Stepwells were important in the history of India. In addition to their architectural beauty, they were used on purpose like providing water for people. Thanks to their huge water capacity, they served as indispensable water providers for daily usage. Stepwells were designed to fill and empty with the changing seasons, allowing access to the water via a series of cascading terraces, no matter how high or low the water level.
Here is a list of the most beautiful stepwells in India.
1. Chand Baori, Abhaneri, Rajasthan
Chand Baori is one of the most known stepwells around the world. The lower tiers of Chand Baori were constructed by the Hindu king Raja Chanda in the 9th century. But the Mughals embellished the upper levels with pavilions and arcades in the 18th century, making the monument look more Islamic than Hindu.
2. Rani-ki-Vav, Patan, Gujarat
Raniki-ki-Vav, The Queen’s Stepwell, was built by Hindu Queen Udayamati in 1032 AD reflecting the Maru-Gurjara architecture style with a depth of more than 28 meters. Today, Raniki-ki-Vav is Unesco-listed, both for its super-sized superstructure and for the intricacy and elegance of the carvings of Vishnu and other deities that cover every spare inch of exposed stone.
3. Agrasen Ki Baoli, Delhi
Agrasen Ki Baoli is thought that probably was constructed during the Tughlaq period in the 14th century when Delhi was ruled by a dynasty of Turkic sultans. The stepwell cuts a 60m-long slice through the earth below the Indian capital, faced with niches set under Islamic arches, accessed via a single sweeping stairway.
4. Adalaj Vav, Adalaj, Gujarat
Adalaj Vav stepwell was built in 1498 in the memory of Rana Veer Singh by his wife, Queen Rudadevi.
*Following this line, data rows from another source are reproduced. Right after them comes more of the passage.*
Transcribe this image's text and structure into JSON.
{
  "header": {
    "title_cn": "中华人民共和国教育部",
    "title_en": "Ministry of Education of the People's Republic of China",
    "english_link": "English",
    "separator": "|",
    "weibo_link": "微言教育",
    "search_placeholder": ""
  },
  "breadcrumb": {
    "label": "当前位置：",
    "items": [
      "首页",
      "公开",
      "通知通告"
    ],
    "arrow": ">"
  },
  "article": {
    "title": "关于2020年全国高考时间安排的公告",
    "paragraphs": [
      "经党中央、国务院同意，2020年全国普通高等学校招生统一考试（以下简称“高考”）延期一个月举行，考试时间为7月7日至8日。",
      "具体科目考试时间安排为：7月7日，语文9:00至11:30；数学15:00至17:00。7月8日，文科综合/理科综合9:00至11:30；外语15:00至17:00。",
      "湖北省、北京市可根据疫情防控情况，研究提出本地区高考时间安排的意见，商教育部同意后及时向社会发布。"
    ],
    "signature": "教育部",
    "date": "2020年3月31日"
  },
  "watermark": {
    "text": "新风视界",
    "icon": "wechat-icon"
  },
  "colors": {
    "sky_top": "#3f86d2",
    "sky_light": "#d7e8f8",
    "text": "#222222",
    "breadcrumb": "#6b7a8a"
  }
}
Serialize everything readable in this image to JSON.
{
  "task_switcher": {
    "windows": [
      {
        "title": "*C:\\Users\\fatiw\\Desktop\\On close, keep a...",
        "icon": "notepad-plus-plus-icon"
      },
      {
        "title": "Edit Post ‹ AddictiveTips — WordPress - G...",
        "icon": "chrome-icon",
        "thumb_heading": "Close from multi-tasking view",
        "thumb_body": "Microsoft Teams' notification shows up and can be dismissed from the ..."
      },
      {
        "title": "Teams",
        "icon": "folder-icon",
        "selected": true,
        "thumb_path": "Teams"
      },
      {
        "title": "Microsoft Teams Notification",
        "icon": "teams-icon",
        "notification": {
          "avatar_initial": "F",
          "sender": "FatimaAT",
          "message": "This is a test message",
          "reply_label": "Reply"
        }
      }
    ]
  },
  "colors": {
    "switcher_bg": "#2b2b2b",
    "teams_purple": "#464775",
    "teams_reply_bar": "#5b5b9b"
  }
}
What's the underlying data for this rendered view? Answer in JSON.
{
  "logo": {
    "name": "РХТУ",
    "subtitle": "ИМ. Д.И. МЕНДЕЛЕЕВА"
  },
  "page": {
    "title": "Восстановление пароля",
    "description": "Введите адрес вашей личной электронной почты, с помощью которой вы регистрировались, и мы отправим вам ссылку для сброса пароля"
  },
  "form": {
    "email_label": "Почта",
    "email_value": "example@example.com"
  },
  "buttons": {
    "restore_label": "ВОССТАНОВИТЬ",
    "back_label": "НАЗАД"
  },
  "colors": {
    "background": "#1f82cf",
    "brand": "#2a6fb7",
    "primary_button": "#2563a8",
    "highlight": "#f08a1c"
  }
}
It has a jewel-box of column-propped arcades surrounding a central, octagonal well shaft, covered in a filigree tracery of carved flowers, elephants, deities, and ornamental motifs.
5. The Pushkarinis of Hampi, Karnataka
Pushkarinis stepwell is a classic Indian stepwell, with long since stripped of its upper pavilions, but with its eye-catching cascade of pyramid-shaped stairways still intact.
6. Rajon Ki Baoli, Delhi
Rajon Ki Baoli stepwell is an Islamic architecture with stepped tiers of arches decorated with stucco motifs, and niches for lanterns hinting at ceremonial activities after dark. It was commissioned by Daulat Khan, a prominent official in the government of Delhi’s Lodi Dynasty, in the early years of the 16th century.
7. Peralassery Temple Stepwell
8. Karpur Baoli
Karpur Baoli is a 1,200-year-old water tank nested in a forest at the feet of the hillocks behind. Its name comprises two words: karpur, meaning camphor, and baoli, meaning water tank. It was named so because of the water’s camphor-like scent and supposed medicinal properties. Locals say the water level in this 1,200-year-old tank never goes down.
9. A helical stepwell with 8 entries. Maharashtra, India
Unique “Helical Stepwell” in Walur Village, Selu Taluka in Parbhani District of Maharashtra (India) with Spiral Steps from 8 Sides leading to the Well Shaft and 8 Devakoshta (Niches) above the steps.
A massive cleanliness drive was recently done by locals of Walur Village to bring this Stepwell to Glory.